'''

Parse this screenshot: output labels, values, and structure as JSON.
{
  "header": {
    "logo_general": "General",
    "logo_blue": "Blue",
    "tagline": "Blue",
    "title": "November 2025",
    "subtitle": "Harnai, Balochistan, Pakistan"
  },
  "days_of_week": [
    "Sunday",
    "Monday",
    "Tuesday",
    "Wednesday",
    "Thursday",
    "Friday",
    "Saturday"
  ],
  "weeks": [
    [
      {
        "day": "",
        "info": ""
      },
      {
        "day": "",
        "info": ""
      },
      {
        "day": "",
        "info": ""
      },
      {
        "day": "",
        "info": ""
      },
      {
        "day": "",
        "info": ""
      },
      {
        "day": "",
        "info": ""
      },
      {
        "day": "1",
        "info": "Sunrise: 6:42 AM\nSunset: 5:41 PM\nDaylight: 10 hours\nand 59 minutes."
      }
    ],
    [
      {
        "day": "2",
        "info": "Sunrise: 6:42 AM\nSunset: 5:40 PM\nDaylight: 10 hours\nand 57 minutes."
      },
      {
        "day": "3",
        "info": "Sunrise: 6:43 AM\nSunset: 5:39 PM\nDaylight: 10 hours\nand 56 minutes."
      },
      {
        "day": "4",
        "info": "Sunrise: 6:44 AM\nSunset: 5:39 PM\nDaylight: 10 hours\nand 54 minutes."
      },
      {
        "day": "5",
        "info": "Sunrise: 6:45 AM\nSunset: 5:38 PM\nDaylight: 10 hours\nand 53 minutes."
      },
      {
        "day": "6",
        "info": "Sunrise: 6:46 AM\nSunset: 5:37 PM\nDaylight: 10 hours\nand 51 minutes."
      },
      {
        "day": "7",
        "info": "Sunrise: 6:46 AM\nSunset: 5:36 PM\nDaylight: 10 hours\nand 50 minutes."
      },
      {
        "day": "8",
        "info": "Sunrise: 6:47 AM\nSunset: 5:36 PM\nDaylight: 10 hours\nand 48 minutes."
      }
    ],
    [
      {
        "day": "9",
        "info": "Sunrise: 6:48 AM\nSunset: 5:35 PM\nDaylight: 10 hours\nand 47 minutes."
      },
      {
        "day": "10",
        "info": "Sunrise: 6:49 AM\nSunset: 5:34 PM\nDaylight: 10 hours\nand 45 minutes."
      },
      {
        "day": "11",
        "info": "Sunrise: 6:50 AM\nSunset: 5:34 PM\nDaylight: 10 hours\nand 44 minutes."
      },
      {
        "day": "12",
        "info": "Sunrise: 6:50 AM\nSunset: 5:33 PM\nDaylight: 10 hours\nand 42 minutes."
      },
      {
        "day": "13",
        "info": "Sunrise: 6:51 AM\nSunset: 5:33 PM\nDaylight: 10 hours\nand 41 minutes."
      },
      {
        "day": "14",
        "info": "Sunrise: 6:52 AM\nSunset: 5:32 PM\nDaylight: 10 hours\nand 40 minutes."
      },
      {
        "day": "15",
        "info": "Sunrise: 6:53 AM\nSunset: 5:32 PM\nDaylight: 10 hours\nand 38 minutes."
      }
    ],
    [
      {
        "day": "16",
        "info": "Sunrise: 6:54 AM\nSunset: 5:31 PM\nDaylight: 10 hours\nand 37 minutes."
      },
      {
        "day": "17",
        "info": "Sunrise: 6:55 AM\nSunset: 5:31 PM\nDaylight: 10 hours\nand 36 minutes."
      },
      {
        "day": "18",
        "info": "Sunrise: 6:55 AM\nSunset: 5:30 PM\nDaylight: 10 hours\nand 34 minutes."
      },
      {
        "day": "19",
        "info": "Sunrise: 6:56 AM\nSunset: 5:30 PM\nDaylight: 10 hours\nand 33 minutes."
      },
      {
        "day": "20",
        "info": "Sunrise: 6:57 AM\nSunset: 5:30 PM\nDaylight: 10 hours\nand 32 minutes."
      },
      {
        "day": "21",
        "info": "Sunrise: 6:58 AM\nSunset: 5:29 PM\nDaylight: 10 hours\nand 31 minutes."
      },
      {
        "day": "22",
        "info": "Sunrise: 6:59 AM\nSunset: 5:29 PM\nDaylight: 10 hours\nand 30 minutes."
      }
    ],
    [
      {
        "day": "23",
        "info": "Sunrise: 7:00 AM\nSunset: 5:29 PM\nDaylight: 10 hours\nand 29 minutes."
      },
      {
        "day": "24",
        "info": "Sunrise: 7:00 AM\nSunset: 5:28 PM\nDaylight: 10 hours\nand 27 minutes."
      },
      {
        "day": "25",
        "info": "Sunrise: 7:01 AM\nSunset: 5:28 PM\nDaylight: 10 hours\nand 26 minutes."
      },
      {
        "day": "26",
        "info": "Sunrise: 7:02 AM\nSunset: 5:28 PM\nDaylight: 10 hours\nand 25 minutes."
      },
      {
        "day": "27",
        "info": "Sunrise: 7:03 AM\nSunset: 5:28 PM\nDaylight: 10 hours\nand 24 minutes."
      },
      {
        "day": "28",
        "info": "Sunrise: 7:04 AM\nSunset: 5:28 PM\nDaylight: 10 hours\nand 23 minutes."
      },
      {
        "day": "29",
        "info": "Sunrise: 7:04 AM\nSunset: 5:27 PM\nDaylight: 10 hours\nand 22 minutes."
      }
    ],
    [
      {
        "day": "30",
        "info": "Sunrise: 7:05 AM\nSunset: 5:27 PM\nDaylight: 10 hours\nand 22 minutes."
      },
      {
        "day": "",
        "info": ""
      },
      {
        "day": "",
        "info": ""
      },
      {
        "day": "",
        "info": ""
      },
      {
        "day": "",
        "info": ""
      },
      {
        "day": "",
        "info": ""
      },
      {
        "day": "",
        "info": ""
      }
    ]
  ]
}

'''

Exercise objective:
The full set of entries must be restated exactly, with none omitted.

Written answer:
Parse this screenshot: output labels, values, and structure as JSON.
{
  "header": {
    "logo_general": "General",
    "logo_blue": "Blue",
    "tagline": "Blue",
    "title": "November 2025",
    "subtitle": "Harnai, Balochistan, Pakistan"
  },
  "days_of_week": [
    "Sunday",
    "Monday",
    "Tuesday",
    "Wednesday",
    "Thursday",
    "Friday",
    "Saturday"
  ],
  "weeks": [
    [
      {
        "day": "",
        "info": ""
      },
      {
        "day": "",
        "info": ""
      },
      {
        "day": "",
        "info": ""
      },
      {
        "day": "",
        "info": ""
      },
      {
        "day": "",
        "info": ""
      },
      {
        "day": "",
        "info": ""
      },
      {
        "day": "1",
        "info": "Sunrise: 6:42 AM\nSunset: 5:41 PM\nDaylight: 10 hours\nand 59 minutes."
      }
    ],
    [
      {
        "day": "2",
        "info": "Sunrise: 6:42 AM\nSunset: 5:40 PM\nDaylight: 10 hours\nand 57 minutes."
      },
      {
        "day": "3",
        "info": "Sunrise: 6:43 AM\nSunset: 5:39 PM\nDaylight: 10 hours\nand 56 minutes."
      },
      {
        "day": "4",
        "info": "Sunrise: 6:44 AM\nSunset: 5:39 PM\nDaylight: 10 hours\nand 54 minutes."
      },
      {
        "day": "5",
        "info": "Sunrise: 6:45 AM\nSunset: 5:38 PM\nDaylight: 10 hours\nand 53 minutes."
      },
      {
        "day": "6",
        "info": "Sunrise: 6:46 AM\nSunset: 5:37 PM\nDaylight: 10 hours\nand 51 minutes."
      },
      {
        "day": "7",
        "info": "Sunrise: 6:46 AM\nSunset: 5:36 PM\nDaylight: 10 hours\nand 50 minutes."
      },
      {
        "day": "8",
        "info": "Sunrise: 6:47 AM\nSunset: 5:36 PM\nDaylight: 10 hours\nand 48 minutes."
      }
    ],
    [
      {
        "day": "9",
        "info": "Sunrise: 6:48 AM\nSunset: 5:35 PM\nDaylight: 10 hours\nand 47 minutes."
      },
      {
        "day": "10",
        "info": "Sunrise: 6:49 AM\nSunset: 5:34 PM\nDaylight: 10 hours\nand 45 minutes."
      },
      {
        "day": "11",
        "info": "Sunrise: 6:50 AM\nSunset: 5:34 PM\nDaylight: 10 hours\nand 44 minutes."
      },
      {
        "day": "12",
        "info": "Sunrise: 6:50 AM\nSunset: 5:33 PM\nDaylight: 10 hours\nand 42 minutes."
      },
      {
        "day": "13",
        "info": "Sunrise: 6:51 AM\nSunset: 5:33 PM\nDaylight: 10 hours\nand 41 minutes."
      },
      {
        "day": "14",
        "info": "Sunrise: 6:52 AM\nSunset: 5:32 PM\nDaylight: 10 hours\nand 40 minutes."
      },
      {
        "day": "15",
        "info": "Sunrise: 6:53 AM\nSunset: 5:32 PM\nDaylight: 10 hours\nand 38 minutes."
      }
    ],
    [
      {
        "day": "16",
        "info": "Sunrise: 6:54 AM\nSunset: 5:31 PM\nDaylight: 10 hours\nand 37 minutes."
      },
      {
        "day": "17",
        "info": "Sunrise: 6:55 AM\nSunset: 5:31 PM\nDaylight: 10 hours\nand 36 minutes."
      },
      {
        "day": "18",
        "info": "Sunrise: 6:55 AM\nSunset: 5:30 PM\nDaylight: 10 hours\nand 34 minutes."
      },
      {
        "day": "19",
        "info": "Sunrise: 6:56 AM\nSunset: 5:30 PM\nDaylight: 10 hours\nand 33 minutes."
      },
      {
        "day": "20",
        "info": "Sunrise: 6:57 AM\nSunset: 5:30 PM\nDaylight: 10 hours\nand 32 minutes."
      },
      {
        "day": "21",
        "info": "Sunrise: 6:58 AM\nSunset: 5:29 PM\nDaylight: 10 hours\nand 31 minutes."
      },
      {
        "day": "22",
        "info": "Sunrise: 6:59 AM\nSunset: 5:29 PM\nDaylight: 10 hours\nand 30 minutes."
      }
    ],
    [
      {
        "day": "23",
        "info": "Sunrise: 7:00 AM\nSunset: 5:29 PM\nDaylight: 10 hours\nand 29 minutes."
      },
      {
        "day": "24",
        "info": "Sunrise: 7:00 AM\nSunset: 5:28 PM\nDaylight: 10 hours\nand 27 minutes."
      },
      {
        "day": "25",
        "info": "Sunrise: 7:01 AM\nSunset: 5:28 PM\nDaylight: 10 hours\nand 26 minutes."
      },
      {
        "day": "26",
        "info": "Sunrise: 7:02 AM\nSunset: 5:28 PM\nDaylight: 10 hours\nand 25 minutes."
      },
      {
        "day": "27",
        "info": "Sunrise: 7:03 AM\nSunset: 5:28 PM\nDaylight: 10 hours\nand 24 minutes."
      },
      {
        "day": "28",
        "info": "Sunrise: 7:04 AM\nSunset: 5:28 PM\nDaylight: 10 hours\nand 23 minutes."
      },
      {
        "day": "29",
        "info": "Sunrise: 7:04 AM\nSunset: 5:27 PM\nDaylight: 10 hours\nand 22 minutes."
      }
    ],
    [
      {
        "day": "30",
        "info": "Sunrise: 7:05 AM\nSunset: 5:27 PM\nDaylight: 10 hours\nand 22 minutes."
      },
      {
        "day": "",
        "info": ""
      },
      {
        "day": "",
        "info": ""
      },
      {
        "day": "",
        "info": ""
      },
      {
        "day": "",
        "info": ""
      },
      {
        "day": "",
        "info": ""
      },
      {
        "day": "",
        "info": ""
      }
    ]
  ]
}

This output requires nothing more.